State lawmakers prepare to address police reform

The new reform proposals come on the heels of massive protests in the wake of police killings of George Floyd in Wisconsin, Manuel Ellis in Tacoma and more.

Democrat Roger Goodman chairs the House Public Safety Committee.

“The use of deadly force should be used less often than it is today and that the duty to preserve life and that less-than-lethal use of means of force should be a priority,” he said.

That likely means tighter restrictions on chokeholds and tougher requirements for officers to de-escalate confrontations before using deadly force.

Republican Rep. Brad Klippert is also a deputy sheriff.

“My question to you is how can we possibly expect law enforcement officers to use de-escalation before they use lethal force when someone is immediately firing at them?” Klippert asked.

Devitta Briscoe, of the Washington Coalition for Police Accountability, responded, “If you are specifically saying when an officer is being fired at, that is not what we are proposing. We’re also asking that officers are not escalating or being aggressive in a situation.”

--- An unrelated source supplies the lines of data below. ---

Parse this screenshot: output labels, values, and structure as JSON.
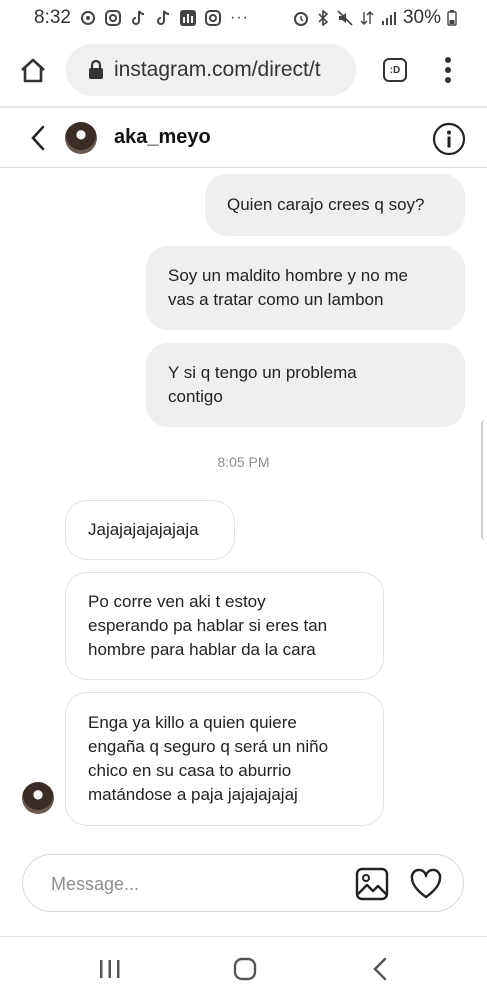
{
  "status": {
    "time": "8:32",
    "battery": "30%"
  },
  "browser": {
    "url": "instagram.com/direct/t",
    "tab_label": ":D"
  },
  "chat": {
    "username": "aka_meyo"
  },
  "messages_sent": [
    {
      "lines": [
        "Quien carajo crees q soy?"
      ]
    },
    {
      "lines": [
        "Soy un maldito hombre y no me",
        "vas a tratar como un lambon"
      ]
    },
    {
      "lines": [
        "Y si q tengo un problema",
        "contigo"
      ]
    }
  ],
  "timestamp": "8:05 PM",
  "messages_received": [
    {
      "lines": [
        "Jajajajajajajaja"
      ]
    },
    {
      "lines": [
        "Po corre ven aki t estoy",
        "esperando pa hablar si eres tan",
        "hombre para hablar da la cara"
      ]
    },
    {
      "lines": [
        "Enga ya killo a quien quiere",
        "engaña q seguro q será un niño",
        "chico en su casa to aburrio",
        "matándose a paja jajajajajaj"
      ]
    }
  ],
  "composer": {
    "placeholder": "Message..."
  },
  "icons": {
    "back": "chevron-left-icon",
    "info": "info-icon",
    "home": "home-icon",
    "lock": "lock-icon",
    "menu": "more-vert-icon",
    "image": "image-icon",
    "heart": "heart-icon"
  }
}
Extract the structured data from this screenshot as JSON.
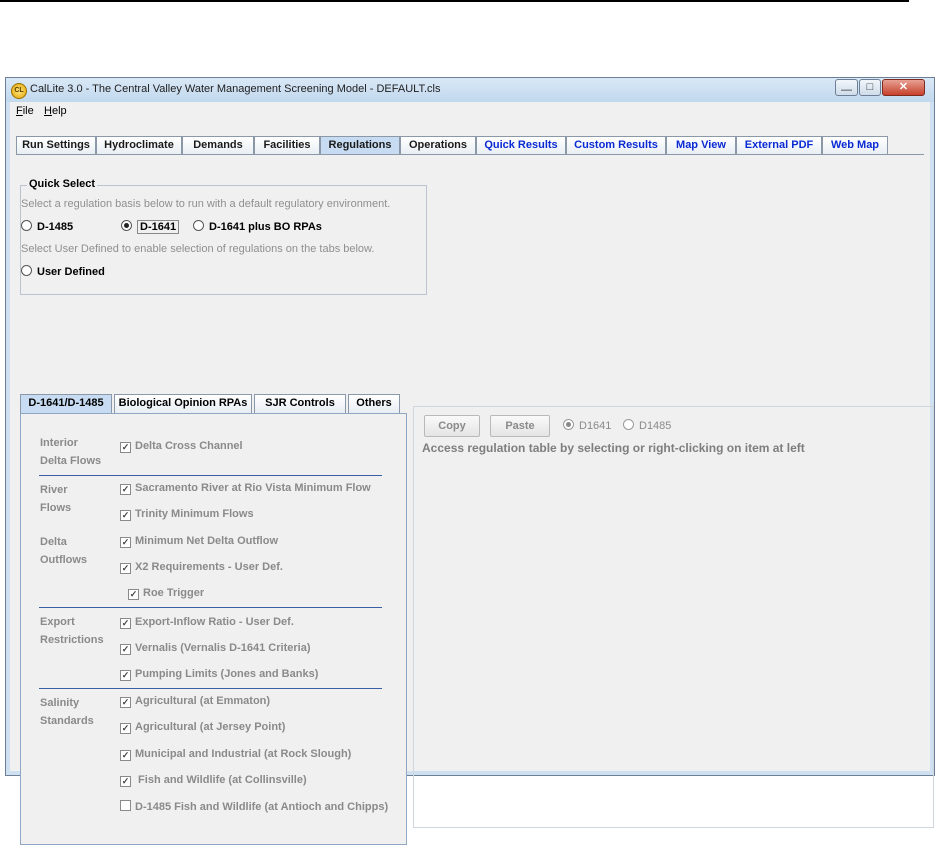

Goodman wants a new state agency to conduct investigations of police killings that are truly independent of local law enforcement and prosecutors.

That has the support of the family of Charleena Lyles, killed by police officers in Seattle.

“Police are still investigating police. The result of an investigation of police by police is not believable. The families have no faith in this process,” said Katrina Johnson, also a member of the Washington Coalition for Police Accountability.

Advocates also want much tighter restrictions on the use of police dogs, which they say should never be let off their leash.

“Police dogs can be used for other purposes — like narcotics, rescue, searches, explosives — but not as a weapon,” said Nina Martinez, another member of the Washington Coalition for Police Accountability.

Even though lawmakers will be working virtually because of the pandemic and not inside the state Capitol, Goodman believes significant reform is possible.

“Police reform really is going to be a major priority for us in the 2021 legislative session, and I believe you will see significant legislation pass with support from all sides,” he said.